HSR&D Citation Abstract
Search | Search by Center | Search by Source | Keywords in Title
Family reports of end-of-life care among veterans in home-based primary care: The role of hospice.
Kinder D, Smith D, Ersek M, Wachterman M, Thorpe J, Davis D, Kutney-Lee A. Family reports of end-of-life care among veterans in home-based primary care: The role of hospice. Journal of the American Geriatrics Society. 2022 Jan 1; 70(1):243-250.
The Department of Veterans Affairs (VA)''s home-based primary care (HBPC) program provides coordinated, interdisciplinary care to seriously ill and disabled veterans, but few evaluations have considered end-of-life (EOL) care in this population.

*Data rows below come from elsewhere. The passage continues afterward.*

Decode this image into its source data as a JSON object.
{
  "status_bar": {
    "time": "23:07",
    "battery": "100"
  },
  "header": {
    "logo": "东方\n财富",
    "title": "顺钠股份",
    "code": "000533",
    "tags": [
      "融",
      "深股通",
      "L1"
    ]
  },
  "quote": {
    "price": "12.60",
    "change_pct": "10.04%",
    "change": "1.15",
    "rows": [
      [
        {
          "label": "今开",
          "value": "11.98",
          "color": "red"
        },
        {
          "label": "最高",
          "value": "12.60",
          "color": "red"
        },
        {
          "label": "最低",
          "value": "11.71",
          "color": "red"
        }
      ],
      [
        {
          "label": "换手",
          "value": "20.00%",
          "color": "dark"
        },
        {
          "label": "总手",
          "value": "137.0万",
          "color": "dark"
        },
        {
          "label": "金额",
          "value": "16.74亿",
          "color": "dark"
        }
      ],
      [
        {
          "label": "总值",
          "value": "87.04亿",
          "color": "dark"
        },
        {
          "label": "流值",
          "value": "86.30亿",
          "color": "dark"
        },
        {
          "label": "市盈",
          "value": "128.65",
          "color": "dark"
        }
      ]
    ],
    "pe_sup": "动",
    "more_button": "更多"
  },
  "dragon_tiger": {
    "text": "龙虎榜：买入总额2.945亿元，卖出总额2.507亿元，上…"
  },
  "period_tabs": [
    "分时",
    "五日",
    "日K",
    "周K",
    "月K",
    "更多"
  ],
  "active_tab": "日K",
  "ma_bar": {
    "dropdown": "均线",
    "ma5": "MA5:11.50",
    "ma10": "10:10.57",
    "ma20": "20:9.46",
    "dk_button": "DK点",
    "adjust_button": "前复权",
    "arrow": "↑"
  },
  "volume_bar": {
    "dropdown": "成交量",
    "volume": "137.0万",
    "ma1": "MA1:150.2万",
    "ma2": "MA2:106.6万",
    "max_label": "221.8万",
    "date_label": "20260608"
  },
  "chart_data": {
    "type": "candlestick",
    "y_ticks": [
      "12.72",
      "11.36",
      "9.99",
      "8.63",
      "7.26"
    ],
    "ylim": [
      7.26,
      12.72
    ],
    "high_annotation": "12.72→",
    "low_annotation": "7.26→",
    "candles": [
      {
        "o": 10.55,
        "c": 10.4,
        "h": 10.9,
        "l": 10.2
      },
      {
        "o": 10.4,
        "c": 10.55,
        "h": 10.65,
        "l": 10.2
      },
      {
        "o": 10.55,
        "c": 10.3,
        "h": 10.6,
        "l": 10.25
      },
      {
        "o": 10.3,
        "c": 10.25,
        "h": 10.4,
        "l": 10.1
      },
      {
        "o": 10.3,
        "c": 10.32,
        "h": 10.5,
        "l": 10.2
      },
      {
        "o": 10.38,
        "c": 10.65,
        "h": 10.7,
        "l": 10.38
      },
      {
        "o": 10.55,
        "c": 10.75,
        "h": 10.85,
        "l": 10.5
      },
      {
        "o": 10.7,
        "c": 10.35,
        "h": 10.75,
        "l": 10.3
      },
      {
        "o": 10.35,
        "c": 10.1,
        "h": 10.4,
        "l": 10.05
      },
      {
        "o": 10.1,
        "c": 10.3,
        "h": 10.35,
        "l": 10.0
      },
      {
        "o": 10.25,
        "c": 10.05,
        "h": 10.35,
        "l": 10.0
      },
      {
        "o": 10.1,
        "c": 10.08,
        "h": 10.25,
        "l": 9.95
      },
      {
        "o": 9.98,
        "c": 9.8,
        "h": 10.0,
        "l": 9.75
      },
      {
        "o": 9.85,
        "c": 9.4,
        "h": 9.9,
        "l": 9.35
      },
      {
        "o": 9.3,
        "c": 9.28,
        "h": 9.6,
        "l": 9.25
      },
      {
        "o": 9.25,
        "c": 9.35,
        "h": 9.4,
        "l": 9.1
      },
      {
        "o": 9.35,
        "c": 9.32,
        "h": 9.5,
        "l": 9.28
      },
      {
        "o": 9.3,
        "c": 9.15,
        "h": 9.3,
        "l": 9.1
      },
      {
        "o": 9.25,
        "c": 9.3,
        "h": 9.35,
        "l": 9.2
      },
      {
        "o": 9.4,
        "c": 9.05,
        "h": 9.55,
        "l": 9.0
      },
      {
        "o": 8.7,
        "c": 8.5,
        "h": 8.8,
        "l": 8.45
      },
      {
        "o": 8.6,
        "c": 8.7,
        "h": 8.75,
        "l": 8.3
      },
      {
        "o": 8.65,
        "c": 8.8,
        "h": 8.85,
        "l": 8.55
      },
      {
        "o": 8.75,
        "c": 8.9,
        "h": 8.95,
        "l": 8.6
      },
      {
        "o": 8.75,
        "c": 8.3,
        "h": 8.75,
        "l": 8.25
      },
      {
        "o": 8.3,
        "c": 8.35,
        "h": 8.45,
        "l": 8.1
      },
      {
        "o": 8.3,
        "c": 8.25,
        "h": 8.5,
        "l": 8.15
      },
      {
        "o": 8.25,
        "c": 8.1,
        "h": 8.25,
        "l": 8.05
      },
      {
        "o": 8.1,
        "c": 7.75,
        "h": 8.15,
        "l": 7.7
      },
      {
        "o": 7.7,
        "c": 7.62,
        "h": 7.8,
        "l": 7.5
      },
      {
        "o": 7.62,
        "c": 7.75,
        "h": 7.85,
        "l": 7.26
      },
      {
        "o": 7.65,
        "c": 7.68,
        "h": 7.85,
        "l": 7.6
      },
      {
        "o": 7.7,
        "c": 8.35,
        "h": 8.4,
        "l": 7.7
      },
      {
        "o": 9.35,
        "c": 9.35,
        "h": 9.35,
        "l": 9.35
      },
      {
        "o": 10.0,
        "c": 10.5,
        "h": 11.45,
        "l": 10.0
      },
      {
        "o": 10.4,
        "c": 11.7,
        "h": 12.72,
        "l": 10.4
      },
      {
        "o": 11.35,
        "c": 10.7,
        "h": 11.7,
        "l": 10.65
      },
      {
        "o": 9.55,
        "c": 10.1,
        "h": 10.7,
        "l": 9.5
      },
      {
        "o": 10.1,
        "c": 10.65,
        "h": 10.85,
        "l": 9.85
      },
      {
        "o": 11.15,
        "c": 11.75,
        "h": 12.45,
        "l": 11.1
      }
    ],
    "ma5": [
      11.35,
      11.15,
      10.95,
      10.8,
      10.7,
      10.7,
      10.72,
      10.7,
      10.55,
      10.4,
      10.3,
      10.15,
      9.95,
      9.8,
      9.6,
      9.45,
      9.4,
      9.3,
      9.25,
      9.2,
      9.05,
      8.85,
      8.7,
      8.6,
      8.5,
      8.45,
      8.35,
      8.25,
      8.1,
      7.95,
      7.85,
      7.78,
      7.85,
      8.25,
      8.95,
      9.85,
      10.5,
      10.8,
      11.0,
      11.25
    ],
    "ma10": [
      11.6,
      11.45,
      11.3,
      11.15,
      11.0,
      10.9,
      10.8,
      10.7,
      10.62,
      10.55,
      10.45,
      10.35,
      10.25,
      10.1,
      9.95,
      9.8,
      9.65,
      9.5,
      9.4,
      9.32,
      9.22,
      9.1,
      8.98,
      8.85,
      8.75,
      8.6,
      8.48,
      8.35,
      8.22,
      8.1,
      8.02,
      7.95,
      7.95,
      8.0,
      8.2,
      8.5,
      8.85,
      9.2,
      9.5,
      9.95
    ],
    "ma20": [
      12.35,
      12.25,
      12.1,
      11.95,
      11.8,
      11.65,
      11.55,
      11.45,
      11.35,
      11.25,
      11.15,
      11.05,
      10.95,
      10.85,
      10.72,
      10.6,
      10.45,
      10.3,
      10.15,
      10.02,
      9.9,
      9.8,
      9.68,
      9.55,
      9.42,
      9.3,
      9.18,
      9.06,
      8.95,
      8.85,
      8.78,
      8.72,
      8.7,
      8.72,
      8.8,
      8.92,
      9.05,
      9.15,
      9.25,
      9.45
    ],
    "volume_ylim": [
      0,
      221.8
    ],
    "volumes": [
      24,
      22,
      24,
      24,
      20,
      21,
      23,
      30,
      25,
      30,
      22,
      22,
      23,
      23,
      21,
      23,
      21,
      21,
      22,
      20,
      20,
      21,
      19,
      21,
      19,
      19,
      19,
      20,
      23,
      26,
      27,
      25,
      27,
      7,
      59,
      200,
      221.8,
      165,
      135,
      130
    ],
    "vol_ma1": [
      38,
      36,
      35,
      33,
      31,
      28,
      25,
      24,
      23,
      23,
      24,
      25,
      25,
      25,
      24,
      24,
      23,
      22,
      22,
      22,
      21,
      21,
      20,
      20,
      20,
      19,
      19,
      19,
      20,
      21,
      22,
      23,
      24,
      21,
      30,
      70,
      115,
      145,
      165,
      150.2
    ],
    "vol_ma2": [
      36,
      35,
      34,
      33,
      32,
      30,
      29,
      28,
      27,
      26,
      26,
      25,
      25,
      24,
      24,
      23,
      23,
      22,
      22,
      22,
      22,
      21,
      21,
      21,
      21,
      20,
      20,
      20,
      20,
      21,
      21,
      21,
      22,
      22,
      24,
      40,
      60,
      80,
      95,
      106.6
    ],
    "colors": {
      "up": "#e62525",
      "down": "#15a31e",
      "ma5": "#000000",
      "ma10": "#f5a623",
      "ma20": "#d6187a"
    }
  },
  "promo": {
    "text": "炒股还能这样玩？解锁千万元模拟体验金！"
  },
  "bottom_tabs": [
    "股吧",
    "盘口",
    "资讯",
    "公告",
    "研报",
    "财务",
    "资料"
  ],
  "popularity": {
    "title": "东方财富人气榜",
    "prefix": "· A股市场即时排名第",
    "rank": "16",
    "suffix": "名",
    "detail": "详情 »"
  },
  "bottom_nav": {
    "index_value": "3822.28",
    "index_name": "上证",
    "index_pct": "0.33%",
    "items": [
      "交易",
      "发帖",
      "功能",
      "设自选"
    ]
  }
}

The aim of this study was to describe veterans'' use of community-based hospice services while enrolled in HBPC and their associations with bereaved families'' perceptions of care.
This study was a retrospective analysis of electronic medical record and bereaved family survey (BFS) data for veterans who died while enrolled in VA''s HBPC program between October 2013 and September 2019. Seven regional VA networks called Veteran Integrated Service Networks participated in BFS data collection. The final sample included 3967 veterans who were receiving HBPC services at the time of death and whose next-of-kin completed a BFS. The primary outcome was the BFS global rating of care received in the last 30?days of life. Adjusted proportions for all BFS outcomes were examined and compared between those who received community-based hospice services and those who did not.
Overall, 52.6% of BFS respondents reported that the care received by HBPC-enrolled veterans in the last 30?days of life was excellent using the BFS global rating. Among families of HBPC-enrolled veterans who received community-based hospice services, the BFS global rating was roughly eight percentage points higher than those who did not (55.7 vs. 47.0%, p? < 0.001). On 12 of the 14 secondary BFS outcomes, veterans who received hospice scored higher than those who did not.
Receipt of hospice services while enrolled in HBPC was associated with higher ratings of EOL care by bereaved family members. Integration of community hospice partners for qualifying veterans who are enrolled in the HBPC program represents a potential opportunity to improve the overall experience of EOL care for veterans and their families.